Exercise ▸ Search the listing for the string "label". Copy every line that has it.

Provided data ▸
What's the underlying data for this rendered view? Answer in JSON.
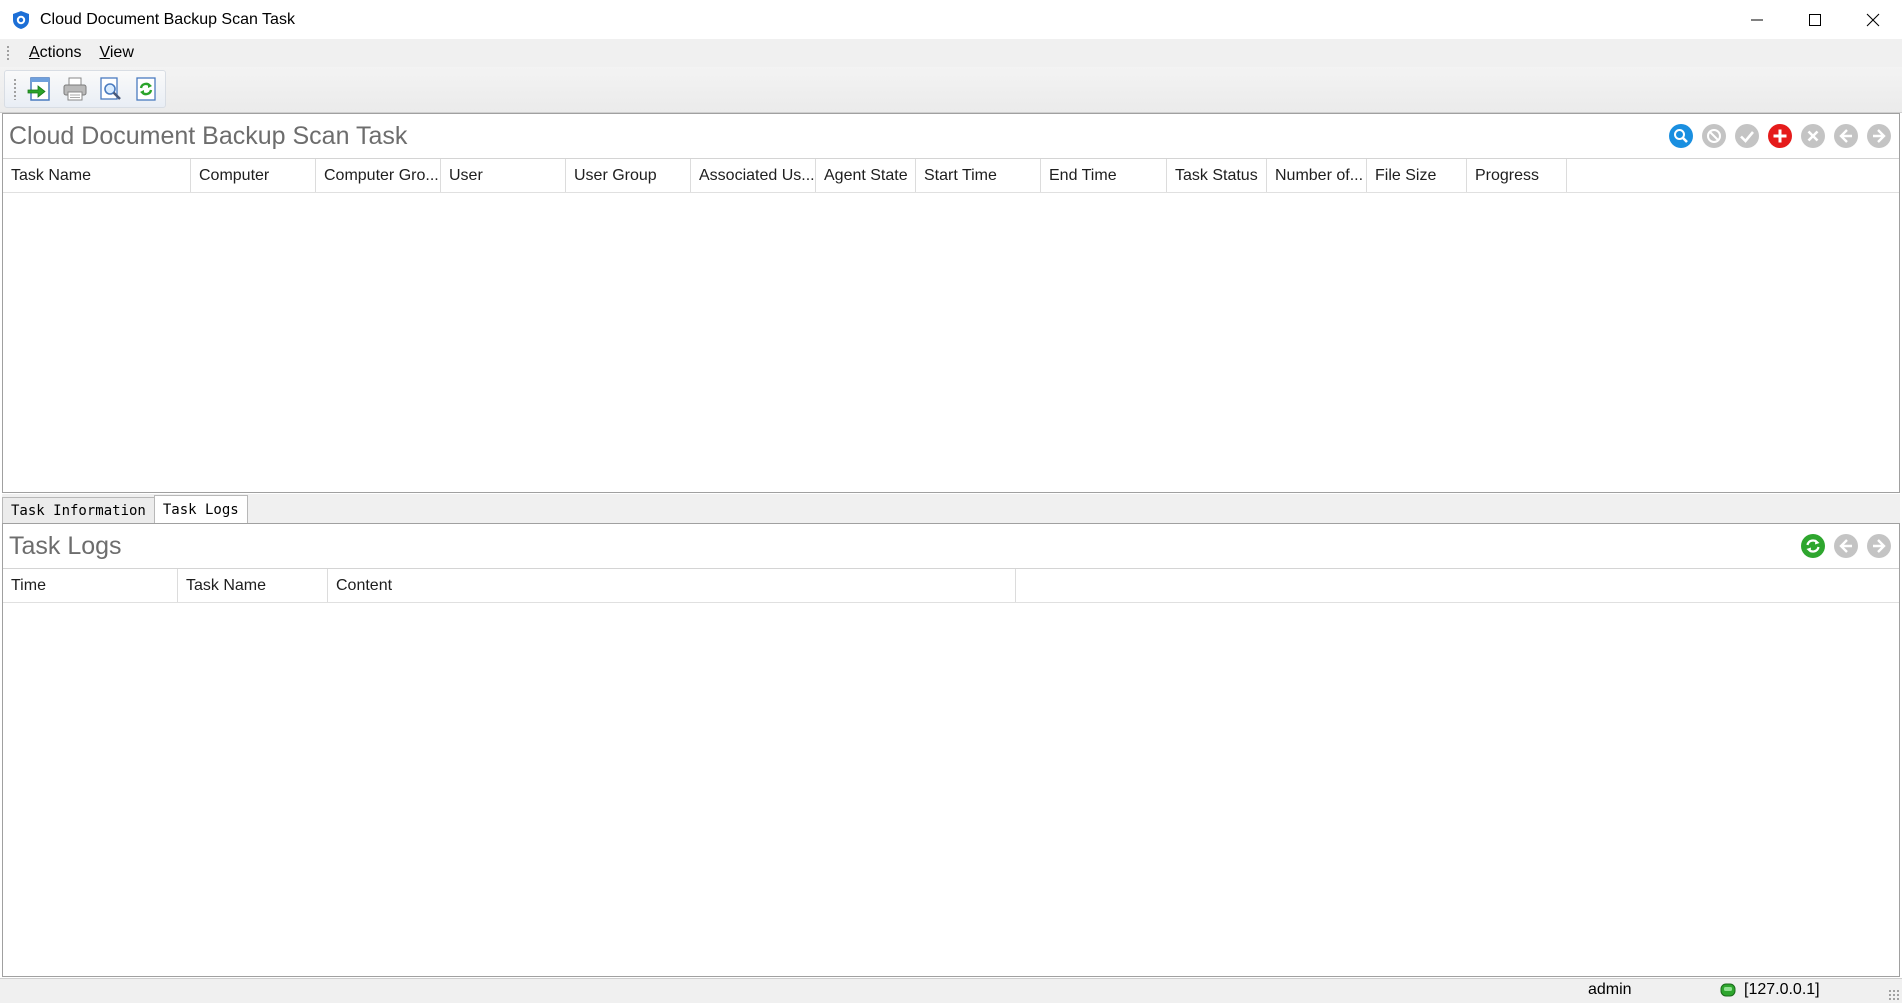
{
  "window": {
    "title": "Cloud Document Backup Scan Task",
    "controls": [
      "minimize-icon",
      "maximize-icon",
      "close-icon"
    ]
  },
  "menu": {
    "items": [
      {
        "label": "Actions",
        "mnemonic": "A",
        "rest": "ctions"
      },
      {
        "label": "View",
        "mnemonic": "V",
        "rest": "iew"
      }
    ]
  },
  "toolbar": {
    "buttons": [
      "export-icon",
      "print-icon",
      "print-preview-icon",
      "refresh-icon"
    ]
  },
  "task_panel": {
    "title": "Cloud Document Backup Scan Task",
    "actions": [
      "search-icon",
      "stop-icon",
      "check-icon",
      "add-icon",
      "delete-icon",
      "previous-icon",
      "next-icon"
    ],
    "columns": [
      "Task Name",
      "Computer",
      "Computer Gro...",
      "User",
      "User Group",
      "Associated Us...",
      "Agent State",
      "Start Time",
      "End Time",
      "Task Status",
      "Number of...",
      "File Size",
      "Progress"
    ],
    "rows": []
  },
  "tabs": [
    {
      "label": "Task Information",
      "active": false
    },
    {
      "label": "Task Logs",
      "active": true
    }
  ],
  "logs_panel": {
    "title": "Task Logs",
    "actions": [
      "refresh-icon",
      "previous-icon",
      "next-icon"
    ],
    "columns": [
      "Time",
      "Task Name",
      "Content"
    ],
    "rows": []
  },
  "status": {
    "user": "admin",
    "connection": "[127.0.0.1]"
  },
  "colors": {
    "accent_blue": "#1a8fe0",
    "add_red": "#e51b1b",
    "refresh_green": "#2ea62e",
    "disabled_gray": "#c4c4c4",
    "title_gray": "#6d6d6d"
  }
}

Written response ▸
        "label": "Actions",
        "label": "View",
      "label": "Task Information",
      "label": "Task Logs",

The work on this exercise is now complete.